Hello all. Let’s look at Hlookup function. Hlookup is a function that looks up the specified value in horizontally sorted values and returns value from specific row in the table.

Syntax

=hlookup(lookup_value, table_array, row_index_num, [range_lookup])

Here are certain points to note before looking at examples:

- Lookup value must always be located in the first row of the table
- Data has to be organized horizontally
- Unlike Vlookup, the default range lookup is TRUE, which means non-exact match

Let’s look at a simple example. In the below data set, we have employee data organized in horizontal way (B2:F6). We have the lookup table (a.k.a output table) as J2:K6 – the lookup value would be Emp# and we need the asset type as output

Formula used here: =HLOOKUP(J3,B2:F6,5,0). In this formula, the formula would lookup 1001 (J3), the table would be the base employee data, it has to return the row#5 (asset type). The range lookup used here is “0” that would get the exact match

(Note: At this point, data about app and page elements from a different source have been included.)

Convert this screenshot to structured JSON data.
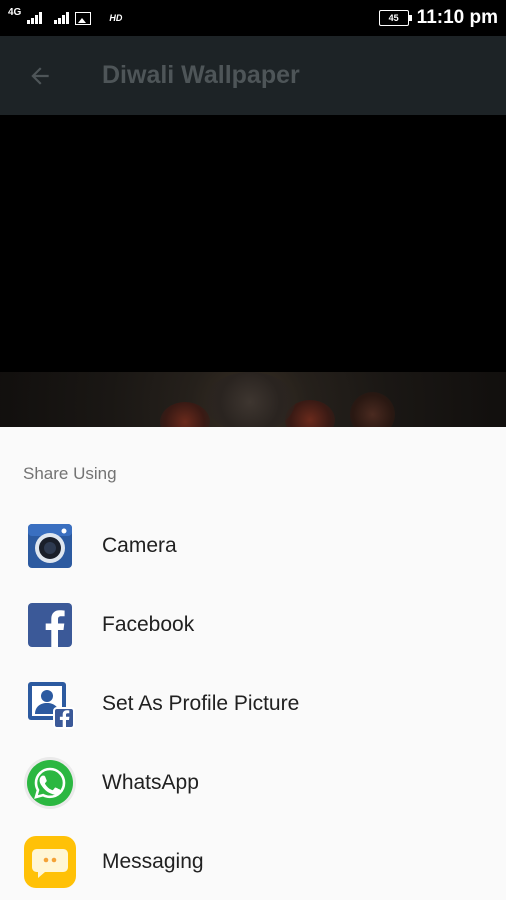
{
  "status_bar": {
    "network_1": "4G",
    "hd": "HD",
    "battery_level": "45",
    "time": "11:10 pm"
  },
  "app_bar": {
    "title": "Diwali Wallpaper"
  },
  "share_sheet": {
    "title": "Share Using",
    "items": [
      {
        "label": "Camera",
        "icon": "camera-icon"
      },
      {
        "label": "Facebook",
        "icon": "facebook-icon"
      },
      {
        "label": "Set As Profile Picture",
        "icon": "profile-picture-icon"
      },
      {
        "label": "WhatsApp",
        "icon": "whatsapp-icon"
      },
      {
        "label": "Messaging",
        "icon": "messaging-icon"
      }
    ]
  },
  "colors": {
    "app_bar": "#1d2326",
    "sheet_bg": "#fafafa",
    "facebook_blue": "#3b5998",
    "whatsapp_green": "#2bb741",
    "messaging_yellow": "#ffc107"
  }
}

Please be careful about providing the row_index_number – if changed the value differs. Also, please ensure you don’t add or remove rows from the master data.

Hlookup also supports wildcard search. Let’s change the output array slightly. Let’s take the lookup data as Name and have wildcards in the name field. The same formula, but with change in table range and row_index_num, the result will be same.

Note, for Sac, we didn’t add * – this made the lookup value as missing value and hence returned NA error. Speaking of NA error, we can trap the error and customize the message using IFNA or IFERROR function. Shown below:

Let’s look at example of using “TRUE” or “1” as range lookup for approximate match. Note, to use approximate match, we need to sort our data. In the below data set, we have the sales figures made by employees between A6:B12. We have the company’s commission structure based on total sales (sorted horizontally and in ascending order) between A2:H3. We need to calculate the commission for each employee.

Formula used: =HLOOKUP(B7,A2:H3,2,1). When we use the range lookup as “TRUE” or “1” (approximate match), the function would take one step back for the previous available value and then return the appropriate match. In this example, the function looks “3749” in the table – the previous value for 3749 is 3500 in the table and returns 6. For the lookup value 807, the available value before 807 is 500 in the table and returns 2.

To re-iterate, Hlookup is only for values Horizontally and lookup being the first row of the table. If you have values vertically, you need to check Vlookup and if you donâ€™t have tables that may not have the lookup value as first row always, check out Xlookup. Xlookup is currently available in Excel 365

###### Video Tutorial

I hope you like this tutorial. As always, please provide your valuable feedback. Thanks for reading.